__DATASET CONTENT__.
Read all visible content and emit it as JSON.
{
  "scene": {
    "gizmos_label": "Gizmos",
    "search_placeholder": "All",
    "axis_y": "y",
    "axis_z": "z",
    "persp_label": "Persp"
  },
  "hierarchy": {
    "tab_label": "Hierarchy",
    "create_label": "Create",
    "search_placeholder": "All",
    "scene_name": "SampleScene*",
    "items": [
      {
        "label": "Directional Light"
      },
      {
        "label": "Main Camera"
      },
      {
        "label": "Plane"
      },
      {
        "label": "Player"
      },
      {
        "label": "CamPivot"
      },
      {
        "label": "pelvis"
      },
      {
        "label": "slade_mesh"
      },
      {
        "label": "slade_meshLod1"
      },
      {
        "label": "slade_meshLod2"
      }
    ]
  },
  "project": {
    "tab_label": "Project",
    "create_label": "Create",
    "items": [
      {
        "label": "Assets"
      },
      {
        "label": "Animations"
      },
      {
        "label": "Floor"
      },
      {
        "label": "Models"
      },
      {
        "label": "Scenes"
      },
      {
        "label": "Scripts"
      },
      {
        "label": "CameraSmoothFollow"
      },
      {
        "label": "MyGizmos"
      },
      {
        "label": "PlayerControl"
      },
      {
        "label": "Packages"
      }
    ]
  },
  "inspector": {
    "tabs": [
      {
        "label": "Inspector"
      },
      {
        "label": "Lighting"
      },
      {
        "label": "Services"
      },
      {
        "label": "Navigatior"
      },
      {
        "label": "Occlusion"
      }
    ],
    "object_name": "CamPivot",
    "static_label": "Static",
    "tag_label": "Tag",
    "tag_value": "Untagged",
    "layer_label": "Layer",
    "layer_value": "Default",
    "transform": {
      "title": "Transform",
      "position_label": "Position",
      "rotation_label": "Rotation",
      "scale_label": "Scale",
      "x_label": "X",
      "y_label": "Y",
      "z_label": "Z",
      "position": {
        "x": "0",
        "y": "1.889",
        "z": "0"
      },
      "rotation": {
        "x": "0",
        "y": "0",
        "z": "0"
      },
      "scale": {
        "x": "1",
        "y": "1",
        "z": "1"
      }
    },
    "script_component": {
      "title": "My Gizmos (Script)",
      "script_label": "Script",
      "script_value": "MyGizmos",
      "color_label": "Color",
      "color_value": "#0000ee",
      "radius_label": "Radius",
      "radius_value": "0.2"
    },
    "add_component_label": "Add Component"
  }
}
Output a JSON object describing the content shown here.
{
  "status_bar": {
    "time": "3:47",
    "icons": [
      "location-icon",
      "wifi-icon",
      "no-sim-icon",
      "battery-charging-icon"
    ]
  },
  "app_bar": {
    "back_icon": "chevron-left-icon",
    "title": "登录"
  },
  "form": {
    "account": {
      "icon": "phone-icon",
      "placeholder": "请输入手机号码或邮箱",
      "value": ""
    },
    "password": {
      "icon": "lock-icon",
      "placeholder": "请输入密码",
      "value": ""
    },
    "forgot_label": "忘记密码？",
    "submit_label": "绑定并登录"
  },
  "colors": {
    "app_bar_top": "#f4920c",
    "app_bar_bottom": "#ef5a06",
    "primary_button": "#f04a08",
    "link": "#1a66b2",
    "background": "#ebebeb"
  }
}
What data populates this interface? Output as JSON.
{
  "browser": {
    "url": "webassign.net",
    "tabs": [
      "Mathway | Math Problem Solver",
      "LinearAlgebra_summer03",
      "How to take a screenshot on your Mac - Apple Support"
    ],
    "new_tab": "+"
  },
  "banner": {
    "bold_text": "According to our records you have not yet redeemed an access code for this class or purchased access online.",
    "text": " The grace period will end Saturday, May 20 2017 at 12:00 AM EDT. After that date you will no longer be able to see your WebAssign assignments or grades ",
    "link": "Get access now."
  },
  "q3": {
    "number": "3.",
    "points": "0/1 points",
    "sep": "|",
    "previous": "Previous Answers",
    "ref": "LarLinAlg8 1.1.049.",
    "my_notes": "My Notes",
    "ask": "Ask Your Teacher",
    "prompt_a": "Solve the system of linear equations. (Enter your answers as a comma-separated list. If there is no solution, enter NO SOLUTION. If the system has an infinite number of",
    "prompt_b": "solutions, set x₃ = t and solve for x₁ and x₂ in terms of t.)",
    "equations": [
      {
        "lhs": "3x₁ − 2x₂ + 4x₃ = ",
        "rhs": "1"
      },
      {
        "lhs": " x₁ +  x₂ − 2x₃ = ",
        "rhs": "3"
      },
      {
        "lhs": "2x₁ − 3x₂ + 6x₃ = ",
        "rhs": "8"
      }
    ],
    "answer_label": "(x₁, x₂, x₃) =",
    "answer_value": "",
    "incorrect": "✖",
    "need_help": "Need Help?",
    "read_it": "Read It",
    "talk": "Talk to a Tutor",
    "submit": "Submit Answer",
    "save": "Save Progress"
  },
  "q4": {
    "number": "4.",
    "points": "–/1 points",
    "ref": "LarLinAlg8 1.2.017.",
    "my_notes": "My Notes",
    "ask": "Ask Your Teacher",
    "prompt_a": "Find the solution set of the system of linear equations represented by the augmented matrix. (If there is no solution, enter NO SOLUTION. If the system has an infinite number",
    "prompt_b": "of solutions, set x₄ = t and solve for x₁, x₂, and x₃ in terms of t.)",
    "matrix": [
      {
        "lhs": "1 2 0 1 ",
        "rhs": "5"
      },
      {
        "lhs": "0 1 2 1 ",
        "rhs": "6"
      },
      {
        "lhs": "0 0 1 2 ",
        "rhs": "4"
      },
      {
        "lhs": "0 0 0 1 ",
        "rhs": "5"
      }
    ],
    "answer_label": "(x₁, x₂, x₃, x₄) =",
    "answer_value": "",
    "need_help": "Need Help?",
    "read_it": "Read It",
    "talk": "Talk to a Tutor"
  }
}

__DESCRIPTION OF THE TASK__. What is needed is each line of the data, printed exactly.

__SOLUTION__.
Read all visible content and emit it as JSON.
{
  "scene": {
    "gizmos_label": "Gizmos",
    "search_placeholder": "All",
    "axis_y": "y",
    "axis_z": "z",
    "persp_label": "Persp"
  },
  "hierarchy": {
    "tab_label": "Hierarchy",
    "create_label": "Create",
    "search_placeholder": "All",
    "scene_name": "SampleScene*",
    "items": [
      {
        "label": "Directional Light"
      },
      {
        "label": "Main Camera"
      },
      {
        "label": "Plane"
      },
      {
        "label": "Player"
      },
      {
        "label": "CamPivot"
      },
      {
        "label": "pelvis"
      },
      {
        "label": "slade_mesh"
      },
      {
        "label": "slade_meshLod1"
      },
      {
        "label": "slade_meshLod2"
      }
    ]
  },
  "project": {
    "tab_label": "Project",
    "create_label": "Create",
    "items": [
      {
        "label": "Assets"
      },
      {
        "label": "Animations"
      },
      {
        "label": "Floor"
      },
      {
        "label": "Models"
      },
      {
        "label": "Scenes"
      },
      {
        "label": "Scripts"
      },
      {
        "label": "CameraSmoothFollow"
      },
      {
        "label": "MyGizmos"
      },
      {
        "label": "PlayerControl"
      },
      {
        "label": "Packages"
      }
    ]
  },
  "inspector": {
    "tabs": [
      {
        "label": "Inspector"
      },
      {
        "label": "Lighting"
      },
      {
        "label": "Services"
      },
      {
        "label": "Navigatior"
      },
      {
        "label": "Occlusion"
      }
    ],
    "object_name": "CamPivot",
    "static_label": "Static",
    "tag_label": "Tag",
    "tag_value": "Untagged",
    "layer_label": "Layer",
    "layer_value": "Default",
    "transform": {
      "title": "Transform",
      "position_label": "Position",
      "rotation_label": "Rotation",
      "scale_label": "Scale",
      "x_label": "X",
      "y_label": "Y",
      "z_label": "Z",
      "position": {
        "x": "0",
        "y": "1.889",
        "z": "0"
      },
      "rotation": {
        "x": "0",
        "y": "0",
        "z": "0"
      },
      "scale": {
        "x": "1",
        "y": "1",
        "z": "1"
      }
    },
    "script_component": {
      "title": "My Gizmos (Script)",
      "script_label": "Script",
      "script_value": "MyGizmos",
      "color_label": "Color",
      "color_value": "#0000ee",
      "radius_label": "Radius",
      "radius_value": "0.2"
    },
    "add_component_label": "Add Component"
  }
}
Output a JSON object describing the content shown here.
{
  "status_bar": {
    "time": "3:47",
    "icons": [
      "location-icon",
      "wifi-icon",
      "no-sim-icon",
      "battery-charging-icon"
    ]
  },
  "app_bar": {
    "back_icon": "chevron-left-icon",
    "title": "登录"
  },
  "form": {
    "account": {
      "icon": "phone-icon",
      "placeholder": "请输入手机号码或邮箱",
      "value": ""
    },
    "password": {
      "icon": "lock-icon",
      "placeholder": "请输入密码",
      "value": ""
    },
    "forgot_label": "忘记密码？",
    "submit_label": "绑定并登录"
  },
  "colors": {
    "app_bar_top": "#f4920c",
    "app_bar_bottom": "#ef5a06",
    "primary_button": "#f04a08",
    "link": "#1a66b2",
    "background": "#ebebeb"
  }
}
What data populates this interface? Output as JSON.
{
  "browser": {
    "url": "webassign.net",
    "tabs": [
      "Mathway | Math Problem Solver",
      "LinearAlgebra_summer03",
      "How to take a screenshot on your Mac - Apple Support"
    ],
    "new_tab": "+"
  },
  "banner": {
    "bold_text": "According to our records you have not yet redeemed an access code for this class or purchased access online.",
    "text": " The grace period will end Saturday, May 20 2017 at 12:00 AM EDT. After that date you will no longer be able to see your WebAssign assignments or grades ",
    "link": "Get access now."
  },
  "q3": {
    "number": "3.",
    "points": "0/1 points",
    "sep": "|",
    "previous": "Previous Answers",
    "ref": "LarLinAlg8 1.1.049.",
    "my_notes": "My Notes",
    "ask": "Ask Your Teacher",
    "prompt_a": "Solve the system of linear equations. (Enter your answers as a comma-separated list. If there is no solution, enter NO SOLUTION. If the system has an infinite number of",
    "prompt_b": "solutions, set x₃ = t and solve for x₁ and x₂ in terms of t.)",
    "equations": [
      {
        "lhs": "3x₁ − 2x₂ + 4x₃ = ",
        "rhs": "1"
      },
      {
        "lhs": " x₁ +  x₂ − 2x₃ = ",
        "rhs": "3"
      },
      {
        "lhs": "2x₁ − 3x₂ + 6x₃ = ",
        "rhs": "8"
      }
    ],
    "answer_label": "(x₁, x₂, x₃) =",
    "answer_value": "",
    "incorrect": "✖",
    "need_help": "Need Help?",
    "read_it": "Read It",
    "talk": "Talk to a Tutor",
    "submit": "Submit Answer",
    "save": "Save Progress"
  },
  "q4": {
    "number": "4.",
    "points": "–/1 points",
    "ref": "LarLinAlg8 1.2.017.",
    "my_notes": "My Notes",
    "ask": "Ask Your Teacher",
    "prompt_a": "Find the solution set of the system of linear equations represented by the augmented matrix. (If there is no solution, enter NO SOLUTION. If the system has an infinite number",
    "prompt_b": "of solutions, set x₄ = t and solve for x₁, x₂, and x₃ in terms of t.)",
    "matrix": [
      {
        "lhs": "1 2 0 1 ",
        "rhs": "5"
      },
      {
        "lhs": "0 1 2 1 ",
        "rhs": "6"
      },
      {
        "lhs": "0 0 1 2 ",
        "rhs": "4"
      },
      {
        "lhs": "0 0 0 1 ",
        "rhs": "5"
      }
    ],
    "answer_label": "(x₁, x₂, x₃, x₄) =",
    "answer_value": "",
    "need_help": "Need Help?",
    "read_it": "Read It",
    "talk": "Talk to a Tutor"
  }
}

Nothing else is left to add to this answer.